[Dataset rows for apps and sites]

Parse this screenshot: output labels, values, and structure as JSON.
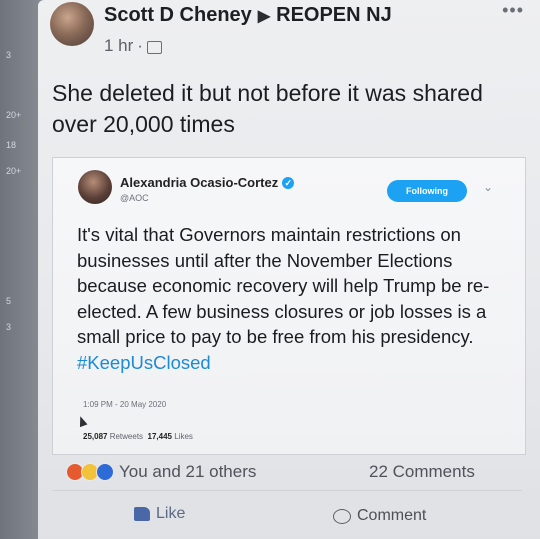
{
  "sidebar_counts": [
    "3",
    "20+",
    "18",
    "20+",
    "5",
    "3"
  ],
  "post": {
    "author": "Scott D Cheney",
    "group": "REOPEN NJ",
    "time": "1 hr",
    "text": "She deleted it but not before it was shared over 20,000 times",
    "more_icon": "more-dots-icon"
  },
  "tweet": {
    "name": "Alexandria Ocasio-Cortez",
    "handle": "@AOC",
    "follow_label": "Following",
    "body": "It's vital that Governors maintain restrictions on businesses until after the November Elections because economic recovery will help Trump be re-elected. A few business closures or job losses is a small price to pay to be free from his presidency.",
    "hashtag": "#KeepUsClosed",
    "timestamp": "1:09 PM - 20 May 2020",
    "retweets_count": "25,087",
    "retweets_label": "Retweets",
    "likes_count": "17,445",
    "likes_label": "Likes"
  },
  "engagement": {
    "reactions_text": "You and 21 others",
    "comments_text": "22 Comments"
  },
  "actions": {
    "like_label": "Like",
    "comment_label": "Comment"
  },
  "colors": {
    "twitter_blue": "#1da1f2",
    "hashtag": "#1d8ad8",
    "like_blue": "#4a67a7"
  }
}
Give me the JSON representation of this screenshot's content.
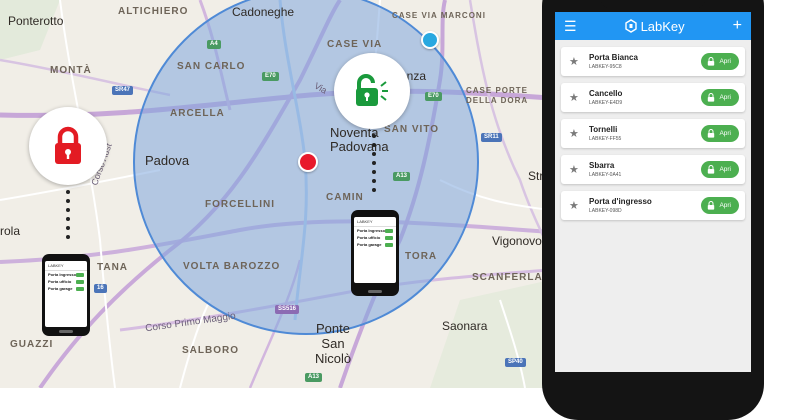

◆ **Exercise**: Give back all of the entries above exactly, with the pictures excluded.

◆ **Task answer**:
Parse this screenshot: output labels, values, and structure as JSON.
{
  "sidebar_counts": [
    "3",
    "20+",
    "18",
    "20+",
    "5",
    "3"
  ],
  "post": {
    "author": "Scott D Cheney",
    "group": "REOPEN NJ",
    "time": "1 hr",
    "text": "She deleted it but not before it was shared over 20,000 times",
    "more_icon": "more-dots-icon"
  },
  "tweet": {
    "name": "Alexandria Ocasio-Cortez",
    "handle": "@AOC",
    "follow_label": "Following",
    "body": "It's vital that Governors maintain restrictions on businesses until after the November Elections because economic recovery will help Trump be re-elected. A few business closures or job losses is a small price to pay to be free from his presidency.",
    "hashtag": "#KeepUsClosed",
    "timestamp": "1:09 PM - 20 May 2020",
    "retweets_count": "25,087",
    "retweets_label": "Retweets",
    "likes_count": "17,445",
    "likes_label": "Likes"
  },
  "engagement": {
    "reactions_text": "You and 21 others",
    "comments_text": "22 Comments"
  },
  "actions": {
    "like_label": "Like",
    "comment_label": "Comment"
  },
  "colors": {
    "twitter_blue": "#1da1f2",
    "hashtag": "#1d8ad8",
    "like_blue": "#4a67a7"
  }
}
Give me the JSON representation of this screenshot's content.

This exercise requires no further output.